Prof Shibli Rubayat Ul Islam, chairman of the Bangladesh Securities and Exchange Commission (BSEC), yesterday advised general stock investors to put their money into mutual fund units, explaining that those have huge potential.
“If you have no accounting knowledge but are interested in investing into the market, then you can choose mutual funds,” said the chief of the stock market regulator.
Mutual funds pool money from many investors and channel it into securities such as stocks, bonds and other assets.
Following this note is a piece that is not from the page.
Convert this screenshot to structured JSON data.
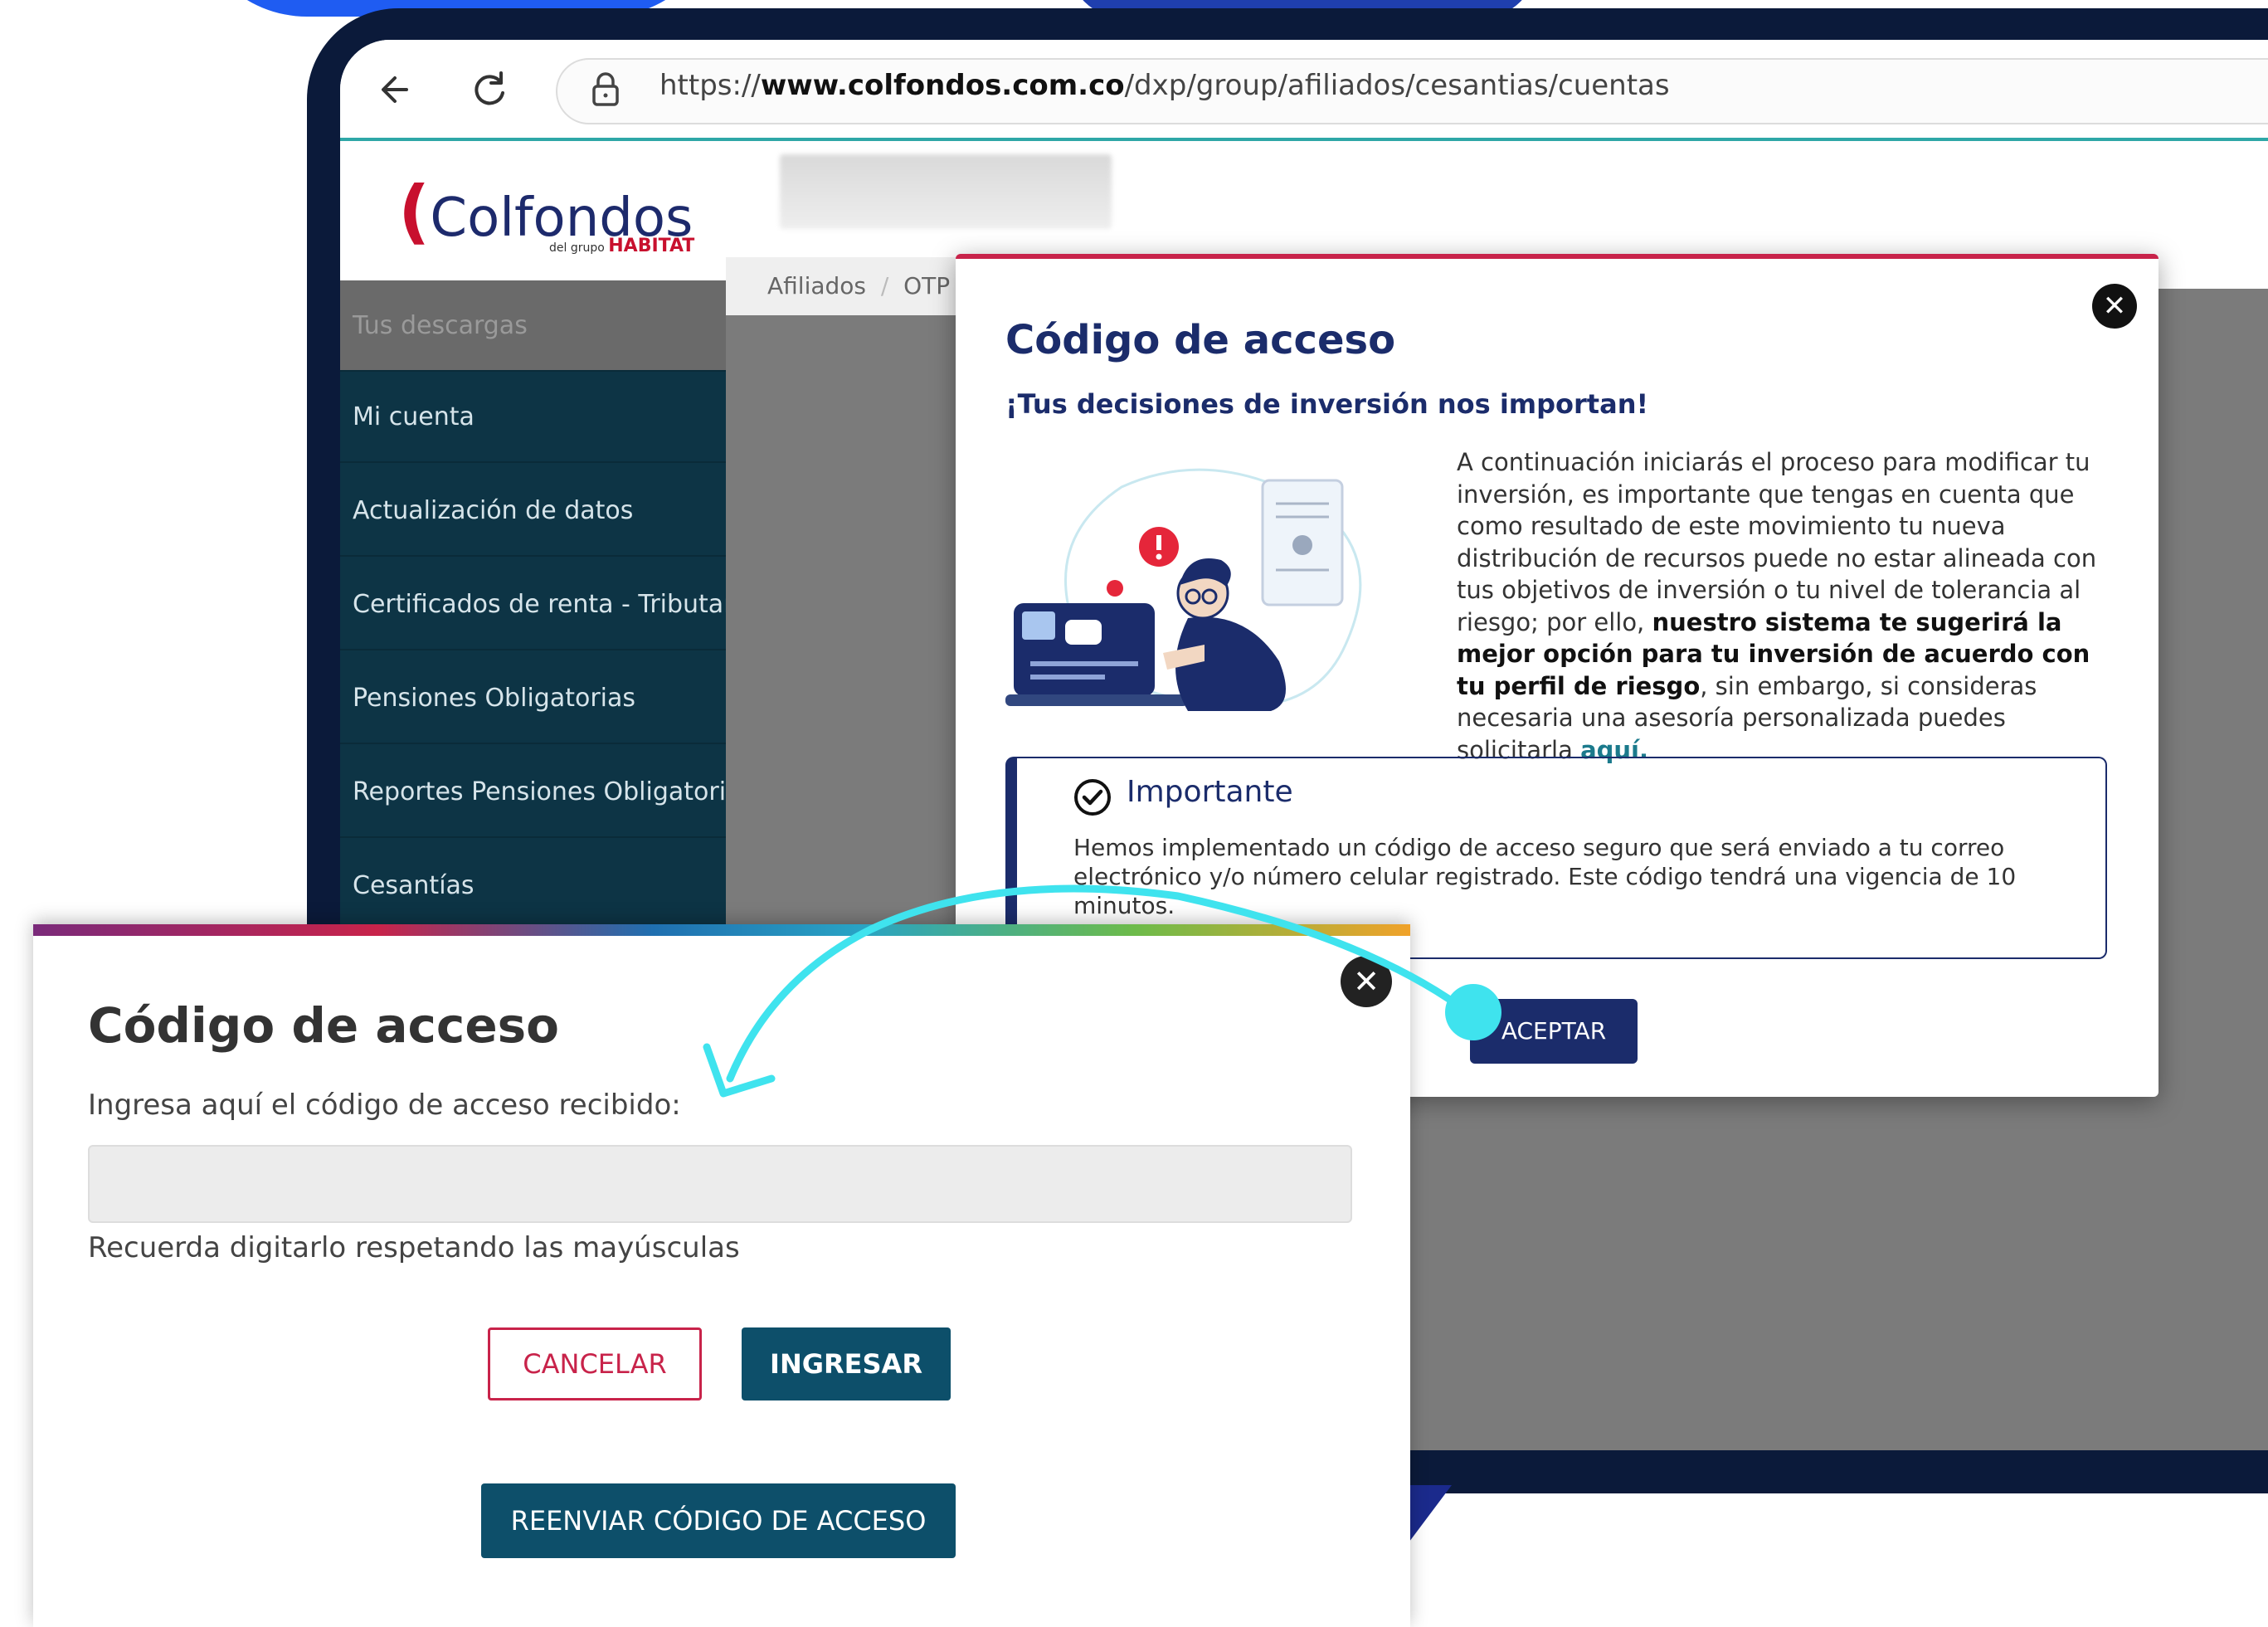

Once profits are logged, the fund manager disburses it among the unit holders.
“We are trying to popularise mutual funds by ensuring discipline in the sector,” Islam said, adding that the mutual funds sector has the ability to provide dividends of up to 10 to 18 per cent.
His comments came during the launching of “Amar Taka”, a web portal providing features on savings, investment, banking sector, stock market and tax related issues, at the office of the Bangladesh Institute of Capital Market (BICM).
If people have savings, then they will need to plan how it will be invested so that they can earn a good return; so financial literacy is imperative, said the BSEC chairman.
Investors will have to realise that if they cannot earn enough money from the banking sector then they need to move to the stock market, said Islam.
When they cannot earn money from investing in shares, then they need to again move towards mutual funds or bonds, he said while addressing as the chief guest of the meeting.
Product diversification in investment is necessary, the BSEC chief said, adding that the regulator was working to create a vibrant bond market and to bring in sukuk bond.
Bangladesh’s stock market capitalisation to GDP ratio is still very low compared to what is in the neighbouring countries, said Md Mosharraf Hossain, chairman of the Insurance Development and Regulatory Authority.
“We need to enhance contributions and market capitalisation of the stock market,” he said.
About the insurance sector, he said disorder had been prevailing as an abnormal amount of commission was previously being paid to agents, reaching some 60 to 70 per cent for some companies.
Now, they are paying at best 15 per cent commission to agents, which has brought back discipline, he said.
As the commission has been reigned in, profits of the insurance companies increased.
“So why will they not pay higher dividends to investors? We will work on it so that they pay higher dividends,” added Hossain.
BICM Executive President Mahmuda Akhter also spoke at the event, presided over by Ziaur Rahman, editor of Amar Taka.